RAW DATA:

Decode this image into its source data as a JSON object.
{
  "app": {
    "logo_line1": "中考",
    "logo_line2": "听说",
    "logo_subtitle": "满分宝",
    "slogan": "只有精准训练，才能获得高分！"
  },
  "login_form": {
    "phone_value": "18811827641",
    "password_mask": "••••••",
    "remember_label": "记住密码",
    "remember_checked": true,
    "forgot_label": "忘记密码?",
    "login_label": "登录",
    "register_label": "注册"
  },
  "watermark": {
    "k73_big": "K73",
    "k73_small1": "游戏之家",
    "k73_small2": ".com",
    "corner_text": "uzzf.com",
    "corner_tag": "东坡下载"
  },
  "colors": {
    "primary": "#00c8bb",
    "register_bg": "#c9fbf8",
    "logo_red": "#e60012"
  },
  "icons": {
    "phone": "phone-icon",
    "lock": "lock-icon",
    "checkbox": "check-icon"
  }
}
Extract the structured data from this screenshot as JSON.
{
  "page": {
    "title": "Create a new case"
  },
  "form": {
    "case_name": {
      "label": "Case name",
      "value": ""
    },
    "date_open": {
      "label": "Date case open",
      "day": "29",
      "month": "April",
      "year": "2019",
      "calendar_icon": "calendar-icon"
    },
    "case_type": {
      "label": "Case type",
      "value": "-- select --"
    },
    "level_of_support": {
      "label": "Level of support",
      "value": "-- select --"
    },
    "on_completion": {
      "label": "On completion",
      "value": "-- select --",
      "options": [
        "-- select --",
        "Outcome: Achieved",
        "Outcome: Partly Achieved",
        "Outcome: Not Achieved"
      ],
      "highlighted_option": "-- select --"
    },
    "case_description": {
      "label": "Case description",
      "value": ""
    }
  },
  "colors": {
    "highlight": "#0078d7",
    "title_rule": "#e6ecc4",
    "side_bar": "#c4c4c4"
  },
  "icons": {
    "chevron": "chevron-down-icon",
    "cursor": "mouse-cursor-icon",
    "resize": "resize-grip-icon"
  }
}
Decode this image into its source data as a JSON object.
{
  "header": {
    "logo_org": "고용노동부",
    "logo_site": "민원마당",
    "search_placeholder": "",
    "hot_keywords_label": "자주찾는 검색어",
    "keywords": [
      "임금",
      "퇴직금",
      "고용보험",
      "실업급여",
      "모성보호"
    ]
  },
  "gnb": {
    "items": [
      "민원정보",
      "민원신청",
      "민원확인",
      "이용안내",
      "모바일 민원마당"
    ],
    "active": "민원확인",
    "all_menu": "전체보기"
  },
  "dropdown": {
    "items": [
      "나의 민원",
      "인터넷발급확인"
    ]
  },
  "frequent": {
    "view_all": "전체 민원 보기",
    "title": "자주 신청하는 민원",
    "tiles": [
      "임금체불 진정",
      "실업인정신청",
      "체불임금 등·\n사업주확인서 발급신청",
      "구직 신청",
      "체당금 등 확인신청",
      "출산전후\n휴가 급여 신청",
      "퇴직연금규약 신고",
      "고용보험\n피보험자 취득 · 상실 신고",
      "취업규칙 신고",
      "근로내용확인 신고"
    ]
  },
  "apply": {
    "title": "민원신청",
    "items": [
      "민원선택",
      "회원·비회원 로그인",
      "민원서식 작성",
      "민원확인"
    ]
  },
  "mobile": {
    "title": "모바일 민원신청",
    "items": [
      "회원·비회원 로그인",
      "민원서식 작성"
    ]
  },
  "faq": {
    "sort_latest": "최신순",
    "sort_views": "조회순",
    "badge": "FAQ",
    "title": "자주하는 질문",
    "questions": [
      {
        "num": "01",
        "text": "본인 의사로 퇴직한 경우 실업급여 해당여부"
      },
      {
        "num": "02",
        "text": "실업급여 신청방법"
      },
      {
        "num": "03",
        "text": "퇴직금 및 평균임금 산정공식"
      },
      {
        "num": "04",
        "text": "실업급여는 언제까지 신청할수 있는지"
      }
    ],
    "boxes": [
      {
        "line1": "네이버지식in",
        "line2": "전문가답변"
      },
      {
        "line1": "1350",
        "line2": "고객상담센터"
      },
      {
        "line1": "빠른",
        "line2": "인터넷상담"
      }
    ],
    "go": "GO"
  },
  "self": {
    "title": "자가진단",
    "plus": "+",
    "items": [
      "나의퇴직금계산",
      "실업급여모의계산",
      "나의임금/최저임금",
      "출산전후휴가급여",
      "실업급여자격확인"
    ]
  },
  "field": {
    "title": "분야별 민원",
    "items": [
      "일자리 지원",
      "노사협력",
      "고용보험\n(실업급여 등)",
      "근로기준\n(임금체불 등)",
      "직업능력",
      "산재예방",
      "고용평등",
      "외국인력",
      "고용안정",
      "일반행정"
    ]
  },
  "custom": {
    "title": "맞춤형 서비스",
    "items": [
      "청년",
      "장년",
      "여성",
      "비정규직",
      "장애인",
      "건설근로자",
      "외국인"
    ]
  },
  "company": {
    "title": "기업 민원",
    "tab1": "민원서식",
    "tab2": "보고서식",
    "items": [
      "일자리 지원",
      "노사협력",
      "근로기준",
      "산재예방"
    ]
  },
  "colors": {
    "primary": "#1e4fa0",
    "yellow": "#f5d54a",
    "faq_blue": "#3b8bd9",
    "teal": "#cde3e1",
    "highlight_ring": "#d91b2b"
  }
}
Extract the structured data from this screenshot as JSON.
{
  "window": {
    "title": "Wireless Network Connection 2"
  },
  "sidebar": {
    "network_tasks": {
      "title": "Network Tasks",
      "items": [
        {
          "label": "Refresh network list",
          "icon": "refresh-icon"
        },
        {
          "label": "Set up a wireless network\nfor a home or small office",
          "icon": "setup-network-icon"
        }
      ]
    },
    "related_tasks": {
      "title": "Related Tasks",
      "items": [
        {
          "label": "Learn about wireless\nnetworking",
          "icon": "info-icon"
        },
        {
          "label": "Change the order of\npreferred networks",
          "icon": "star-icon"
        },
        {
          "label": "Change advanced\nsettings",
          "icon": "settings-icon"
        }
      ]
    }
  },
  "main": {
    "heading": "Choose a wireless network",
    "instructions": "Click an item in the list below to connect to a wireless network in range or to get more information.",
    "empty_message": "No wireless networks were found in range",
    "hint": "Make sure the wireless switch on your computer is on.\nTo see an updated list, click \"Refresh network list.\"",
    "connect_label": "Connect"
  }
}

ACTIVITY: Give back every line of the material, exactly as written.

SOLUTION BELOW:
Decode this image into its source data as a JSON object.
{
  "app": {
    "logo_line1": "中考",
    "logo_line2": "听说",
    "logo_subtitle": "满分宝",
    "slogan": "只有精准训练，才能获得高分！"
  },
  "login_form": {
    "phone_value": "18811827641",
    "password_mask": "••••••",
    "remember_label": "记住密码",
    "remember_checked": true,
    "forgot_label": "忘记密码?",
    "login_label": "登录",
    "register_label": "注册"
  },
  "watermark": {
    "k73_big": "K73",
    "k73_small1": "游戏之家",
    "k73_small2": ".com",
    "corner_text": "uzzf.com",
    "corner_tag": "东坡下载"
  },
  "colors": {
    "primary": "#00c8bb",
    "register_bg": "#c9fbf8",
    "logo_red": "#e60012"
  },
  "icons": {
    "phone": "phone-icon",
    "lock": "lock-icon",
    "checkbox": "check-icon"
  }
}
Extract the structured data from this screenshot as JSON.
{
  "page": {
    "title": "Create a new case"
  },
  "form": {
    "case_name": {
      "label": "Case name",
      "value": ""
    },
    "date_open": {
      "label": "Date case open",
      "day": "29",
      "month": "April",
      "year": "2019",
      "calendar_icon": "calendar-icon"
    },
    "case_type": {
      "label": "Case type",
      "value": "-- select --"
    },
    "level_of_support": {
      "label": "Level of support",
      "value": "-- select --"
    },
    "on_completion": {
      "label": "On completion",
      "value": "-- select --",
      "options": [
        "-- select --",
        "Outcome: Achieved",
        "Outcome: Partly Achieved",
        "Outcome: Not Achieved"
      ],
      "highlighted_option": "-- select --"
    },
    "case_description": {
      "label": "Case description",
      "value": ""
    }
  },
  "colors": {
    "highlight": "#0078d7",
    "title_rule": "#e6ecc4",
    "side_bar": "#c4c4c4"
  },
  "icons": {
    "chevron": "chevron-down-icon",
    "cursor": "mouse-cursor-icon",
    "resize": "resize-grip-icon"
  }
}
Decode this image into its source data as a JSON object.
{
  "header": {
    "logo_org": "고용노동부",
    "logo_site": "민원마당",
    "search_placeholder": "",
    "hot_keywords_label": "자주찾는 검색어",
    "keywords": [
      "임금",
      "퇴직금",
      "고용보험",
      "실업급여",
      "모성보호"
    ]
  },
  "gnb": {
    "items": [
      "민원정보",
      "민원신청",
      "민원확인",
      "이용안내",
      "모바일 민원마당"
    ],
    "active": "민원확인",
    "all_menu": "전체보기"
  },
  "dropdown": {
    "items": [
      "나의 민원",
      "인터넷발급확인"
    ]
  },
  "frequent": {
    "view_all": "전체 민원 보기",
    "title": "자주 신청하는 민원",
    "tiles": [
      "임금체불 진정",
      "실업인정신청",
      "체불임금 등·\n사업주확인서 발급신청",
      "구직 신청",
      "체당금 등 확인신청",
      "출산전후\n휴가 급여 신청",
      "퇴직연금규약 신고",
      "고용보험\n피보험자 취득 · 상실 신고",
      "취업규칙 신고",
      "근로내용확인 신고"
    ]
  },
  "apply": {
    "title": "민원신청",
    "items": [
      "민원선택",
      "회원·비회원 로그인",
      "민원서식 작성",
      "민원확인"
    ]
  },
  "mobile": {
    "title": "모바일 민원신청",
    "items": [
      "회원·비회원 로그인",
      "민원서식 작성"
    ]
  },
  "faq": {
    "sort_latest": "최신순",
    "sort_views": "조회순",
    "badge": "FAQ",
    "title": "자주하는 질문",
    "questions": [
      {
        "num": "01",
        "text": "본인 의사로 퇴직한 경우 실업급여 해당여부"
      },
      {
        "num": "02",
        "text": "실업급여 신청방법"
      },
      {
        "num": "03",
        "text": "퇴직금 및 평균임금 산정공식"
      },
      {
        "num": "04",
        "text": "실업급여는 언제까지 신청할수 있는지"
      }
    ],
    "boxes": [
      {
        "line1": "네이버지식in",
        "line2": "전문가답변"
      },
      {
        "line1": "1350",
        "line2": "고객상담센터"
      },
      {
        "line1": "빠른",
        "line2": "인터넷상담"
      }
    ],
    "go": "GO"
  },
  "self": {
    "title": "자가진단",
    "plus": "+",
    "items": [
      "나의퇴직금계산",
      "실업급여모의계산",
      "나의임금/최저임금",
      "출산전후휴가급여",
      "실업급여자격확인"
    ]
  },
  "field": {
    "title": "분야별 민원",
    "items": [
      "일자리 지원",
      "노사협력",
      "고용보험\n(실업급여 등)",
      "근로기준\n(임금체불 등)",
      "직업능력",
      "산재예방",
      "고용평등",
      "외국인력",
      "고용안정",
      "일반행정"
    ]
  },
  "custom": {
    "title": "맞춤형 서비스",
    "items": [
      "청년",
      "장년",
      "여성",
      "비정규직",
      "장애인",
      "건설근로자",
      "외국인"
    ]
  },
  "company": {
    "title": "기업 민원",
    "tab1": "민원서식",
    "tab2": "보고서식",
    "items": [
      "일자리 지원",
      "노사협력",
      "근로기준",
      "산재예방"
    ]
  },
  "colors": {
    "primary": "#1e4fa0",
    "yellow": "#f5d54a",
    "faq_blue": "#3b8bd9",
    "teal": "#cde3e1",
    "highlight_ring": "#d91b2b"
  }
}
Extract the structured data from this screenshot as JSON.
{
  "window": {
    "title": "Wireless Network Connection 2"
  },
  "sidebar": {
    "network_tasks": {
      "title": "Network Tasks",
      "items": [
        {
          "label": "Refresh network list",
          "icon": "refresh-icon"
        },
        {
          "label": "Set up a wireless network\nfor a home or small office",
          "icon": "setup-network-icon"
        }
      ]
    },
    "related_tasks": {
      "title": "Related Tasks",
      "items": [
        {
          "label": "Learn about wireless\nnetworking",
          "icon": "info-icon"
        },
        {
          "label": "Change the order of\npreferred networks",
          "icon": "star-icon"
        },
        {
          "label": "Change advanced\nsettings",
          "icon": "settings-icon"
        }
      ]
    }
  },
  "main": {
    "heading": "Choose a wireless network",
    "instructions": "Click an item in the list below to connect to a wireless network in range or to get more information.",
    "empty_message": "No wireless networks were found in range",
    "hint": "Make sure the wireless switch on your computer is on.\nTo see an updated list, click \"Refresh network list.\"",
    "connect_label": "Connect"
  }
}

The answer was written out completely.